Your answer should consist of each line from the data below that contains "JSON".

EXCERPTED RECORDS below:

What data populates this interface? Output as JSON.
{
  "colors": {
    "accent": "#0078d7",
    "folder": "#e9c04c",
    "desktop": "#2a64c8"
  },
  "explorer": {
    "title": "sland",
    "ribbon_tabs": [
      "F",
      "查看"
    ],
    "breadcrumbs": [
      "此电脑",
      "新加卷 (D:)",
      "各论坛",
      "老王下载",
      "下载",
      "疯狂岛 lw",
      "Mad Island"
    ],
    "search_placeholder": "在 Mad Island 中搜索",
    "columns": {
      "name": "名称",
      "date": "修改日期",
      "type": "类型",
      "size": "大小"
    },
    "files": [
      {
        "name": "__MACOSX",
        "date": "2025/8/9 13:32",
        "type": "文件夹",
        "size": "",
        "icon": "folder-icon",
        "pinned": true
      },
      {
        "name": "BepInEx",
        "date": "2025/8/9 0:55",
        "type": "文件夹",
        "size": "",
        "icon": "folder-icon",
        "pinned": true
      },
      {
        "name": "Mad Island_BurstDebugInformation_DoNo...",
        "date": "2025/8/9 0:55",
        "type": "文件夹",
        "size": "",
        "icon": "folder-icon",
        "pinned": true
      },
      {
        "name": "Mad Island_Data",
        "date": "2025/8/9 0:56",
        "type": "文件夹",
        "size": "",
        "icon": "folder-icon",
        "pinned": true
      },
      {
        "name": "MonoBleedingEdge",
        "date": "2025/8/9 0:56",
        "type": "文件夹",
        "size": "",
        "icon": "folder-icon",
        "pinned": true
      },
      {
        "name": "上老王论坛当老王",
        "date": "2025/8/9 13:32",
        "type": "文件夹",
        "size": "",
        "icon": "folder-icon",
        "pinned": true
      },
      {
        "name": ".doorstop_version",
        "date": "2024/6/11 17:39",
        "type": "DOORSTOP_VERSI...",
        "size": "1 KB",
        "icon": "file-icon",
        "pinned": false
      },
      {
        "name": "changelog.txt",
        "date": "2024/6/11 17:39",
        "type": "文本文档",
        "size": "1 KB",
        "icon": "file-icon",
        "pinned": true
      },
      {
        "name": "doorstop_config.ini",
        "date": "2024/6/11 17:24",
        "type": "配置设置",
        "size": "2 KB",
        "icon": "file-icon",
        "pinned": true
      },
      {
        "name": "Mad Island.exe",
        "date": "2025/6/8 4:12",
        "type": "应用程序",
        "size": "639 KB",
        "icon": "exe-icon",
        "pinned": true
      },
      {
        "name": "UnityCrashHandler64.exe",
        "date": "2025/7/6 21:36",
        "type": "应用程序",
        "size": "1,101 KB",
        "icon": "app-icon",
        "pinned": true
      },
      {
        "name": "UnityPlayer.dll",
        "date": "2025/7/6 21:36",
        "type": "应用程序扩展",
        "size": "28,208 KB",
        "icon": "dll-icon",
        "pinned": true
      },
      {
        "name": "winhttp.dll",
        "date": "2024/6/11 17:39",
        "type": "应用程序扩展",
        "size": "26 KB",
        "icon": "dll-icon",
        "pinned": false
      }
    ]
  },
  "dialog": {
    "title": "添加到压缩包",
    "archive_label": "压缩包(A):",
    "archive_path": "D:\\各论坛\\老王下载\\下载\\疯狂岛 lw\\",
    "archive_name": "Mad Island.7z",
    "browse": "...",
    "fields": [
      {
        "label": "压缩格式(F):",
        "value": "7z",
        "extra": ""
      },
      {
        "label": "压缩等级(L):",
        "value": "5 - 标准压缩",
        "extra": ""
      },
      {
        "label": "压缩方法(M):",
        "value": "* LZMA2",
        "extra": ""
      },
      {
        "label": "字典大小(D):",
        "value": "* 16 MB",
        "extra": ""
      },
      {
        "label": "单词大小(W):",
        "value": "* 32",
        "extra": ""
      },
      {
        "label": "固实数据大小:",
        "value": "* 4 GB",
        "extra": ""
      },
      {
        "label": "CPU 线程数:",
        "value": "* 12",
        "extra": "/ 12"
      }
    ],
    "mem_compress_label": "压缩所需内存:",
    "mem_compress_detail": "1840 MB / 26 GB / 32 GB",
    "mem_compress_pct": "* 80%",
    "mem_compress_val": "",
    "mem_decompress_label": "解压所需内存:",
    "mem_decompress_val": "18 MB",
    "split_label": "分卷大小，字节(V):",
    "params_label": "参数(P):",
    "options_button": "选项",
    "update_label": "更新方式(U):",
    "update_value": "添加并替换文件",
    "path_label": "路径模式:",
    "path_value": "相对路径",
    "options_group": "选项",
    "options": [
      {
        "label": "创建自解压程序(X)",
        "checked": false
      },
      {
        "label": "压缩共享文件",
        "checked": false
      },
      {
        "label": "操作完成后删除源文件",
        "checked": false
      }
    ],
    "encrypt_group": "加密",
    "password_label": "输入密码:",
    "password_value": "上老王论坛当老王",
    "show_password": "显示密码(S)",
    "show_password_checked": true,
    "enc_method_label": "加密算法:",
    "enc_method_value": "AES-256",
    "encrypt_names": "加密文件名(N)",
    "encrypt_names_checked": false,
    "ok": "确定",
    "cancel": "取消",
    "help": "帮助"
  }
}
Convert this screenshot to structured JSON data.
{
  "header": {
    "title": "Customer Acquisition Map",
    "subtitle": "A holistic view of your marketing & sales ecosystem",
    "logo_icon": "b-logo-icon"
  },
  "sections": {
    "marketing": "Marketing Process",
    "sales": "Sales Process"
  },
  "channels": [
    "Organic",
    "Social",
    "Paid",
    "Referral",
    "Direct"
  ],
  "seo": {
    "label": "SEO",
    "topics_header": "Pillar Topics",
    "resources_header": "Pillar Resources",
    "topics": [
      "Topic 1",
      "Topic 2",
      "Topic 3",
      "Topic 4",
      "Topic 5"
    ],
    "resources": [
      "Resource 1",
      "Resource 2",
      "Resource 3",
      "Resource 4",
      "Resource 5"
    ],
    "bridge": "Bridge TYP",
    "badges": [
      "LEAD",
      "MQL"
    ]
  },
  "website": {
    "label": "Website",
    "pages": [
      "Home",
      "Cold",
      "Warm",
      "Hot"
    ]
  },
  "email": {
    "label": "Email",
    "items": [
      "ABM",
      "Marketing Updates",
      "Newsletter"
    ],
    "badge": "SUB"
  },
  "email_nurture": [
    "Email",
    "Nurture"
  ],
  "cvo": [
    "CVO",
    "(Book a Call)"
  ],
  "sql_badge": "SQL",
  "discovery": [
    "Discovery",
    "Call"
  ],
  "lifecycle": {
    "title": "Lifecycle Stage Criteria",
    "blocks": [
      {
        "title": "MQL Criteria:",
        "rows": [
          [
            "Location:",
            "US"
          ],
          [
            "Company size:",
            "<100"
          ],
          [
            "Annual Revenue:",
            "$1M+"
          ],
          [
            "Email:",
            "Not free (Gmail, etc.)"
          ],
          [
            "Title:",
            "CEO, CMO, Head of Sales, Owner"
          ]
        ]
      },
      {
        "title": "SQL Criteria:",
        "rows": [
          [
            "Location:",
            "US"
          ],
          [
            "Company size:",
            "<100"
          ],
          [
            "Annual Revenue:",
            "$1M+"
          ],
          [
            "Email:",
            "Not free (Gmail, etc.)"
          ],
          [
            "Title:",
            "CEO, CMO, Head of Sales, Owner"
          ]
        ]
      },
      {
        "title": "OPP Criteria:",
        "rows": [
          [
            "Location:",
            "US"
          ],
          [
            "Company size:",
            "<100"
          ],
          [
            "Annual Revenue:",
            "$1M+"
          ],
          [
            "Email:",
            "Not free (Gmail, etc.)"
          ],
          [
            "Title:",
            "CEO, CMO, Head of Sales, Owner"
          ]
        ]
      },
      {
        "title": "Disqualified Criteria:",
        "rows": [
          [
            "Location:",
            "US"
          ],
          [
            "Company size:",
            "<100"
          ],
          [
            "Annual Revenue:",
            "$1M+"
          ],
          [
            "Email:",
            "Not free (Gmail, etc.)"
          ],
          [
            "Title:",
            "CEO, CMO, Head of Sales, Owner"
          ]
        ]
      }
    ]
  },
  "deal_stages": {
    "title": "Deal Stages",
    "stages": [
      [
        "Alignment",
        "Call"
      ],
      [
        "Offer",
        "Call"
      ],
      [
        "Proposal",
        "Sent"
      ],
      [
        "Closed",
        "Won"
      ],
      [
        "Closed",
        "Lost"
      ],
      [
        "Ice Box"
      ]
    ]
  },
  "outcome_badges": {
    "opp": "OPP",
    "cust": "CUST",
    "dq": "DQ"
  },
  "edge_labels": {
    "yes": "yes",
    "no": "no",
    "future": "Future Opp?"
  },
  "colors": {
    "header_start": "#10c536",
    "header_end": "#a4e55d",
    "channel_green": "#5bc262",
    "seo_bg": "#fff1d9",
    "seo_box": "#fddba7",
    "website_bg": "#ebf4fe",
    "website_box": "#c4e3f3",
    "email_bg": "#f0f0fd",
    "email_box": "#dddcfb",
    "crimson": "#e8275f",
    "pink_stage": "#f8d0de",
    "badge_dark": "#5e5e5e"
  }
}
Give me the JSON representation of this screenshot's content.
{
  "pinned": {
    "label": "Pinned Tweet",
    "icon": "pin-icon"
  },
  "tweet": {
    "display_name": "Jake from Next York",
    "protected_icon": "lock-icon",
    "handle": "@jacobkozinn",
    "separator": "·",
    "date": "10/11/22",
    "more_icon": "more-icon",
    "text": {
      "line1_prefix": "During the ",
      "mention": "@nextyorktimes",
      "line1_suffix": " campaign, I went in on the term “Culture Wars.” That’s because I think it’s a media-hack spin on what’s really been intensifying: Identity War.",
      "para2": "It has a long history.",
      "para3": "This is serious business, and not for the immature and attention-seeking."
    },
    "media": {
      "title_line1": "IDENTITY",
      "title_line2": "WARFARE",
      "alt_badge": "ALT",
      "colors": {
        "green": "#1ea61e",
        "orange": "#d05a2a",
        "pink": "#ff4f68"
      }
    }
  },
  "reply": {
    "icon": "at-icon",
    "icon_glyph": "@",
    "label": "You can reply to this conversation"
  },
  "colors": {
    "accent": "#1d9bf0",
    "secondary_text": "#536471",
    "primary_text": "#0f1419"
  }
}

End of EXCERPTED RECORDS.

* **EXERCISE ANSWER**
What data populates this interface? Output as JSON.
Convert this screenshot to structured JSON data.
Give me the JSON representation of this screenshot's content.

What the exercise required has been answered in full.